Keyport Slide
Up to six Blades can be loaded into the Keyport. Here, three are exposed. Antuan Goodwin

The Blades are loaded into the Keyport by popping a plastic cap off of the tail end of the unit's body. Each Blade gets one of six colored spring-loaded nodes inserted into its base before being slid into one of the Keyport's six channels. With all of the Blades in place, the cap is replaced, and each key can be exposed by pressing and sliding its node toward the business end of the unit.

For users with fewer than six keys, optional accessory Blades can be ordered to fill in the blank spaces. Users have the choice of a 4GB or 8GB USB drive. There's also an LED flashlight Blade, which is great for opening locks in dark places. Finally, there's an optional bottle opener.

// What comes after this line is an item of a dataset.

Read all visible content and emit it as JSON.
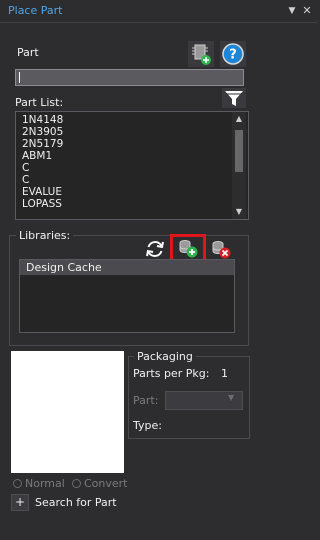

Every Keyport features an etched ID number that the user can register on the website and is marked with that URL and the promise of a reward. That way, if the Keyport is ever lost, a good Samaritan can pop online and contact you without ever meeting the owner of the lost keys. Unfortunately, the reward appears to be a $20 discount on the purchase of a Keyport of their own, but you're encouraged and allowed to provide a small reward of your own.

It's all very cool and sleekly packaged, but then you have to consider the price. The Keyport Slide itself starts at $49, but if your car requires a chipped key, that price jumps to $69. The blank Blades are $4.99 each, which doesn't include the cost of having your keys cut at a locksmith. Add $5.99 for the bottle opener, $9.99 if you want the LED flash light, and $18.99 or $28.99 for the 4GB or 8GB USB storage, and its easy to watch the cost of a streamlined keychain alternative spiral out of control. As tested, our nonchipped Keyport Slide weighs in at $98.94; that's a pretty penny to save a bit of pocket space.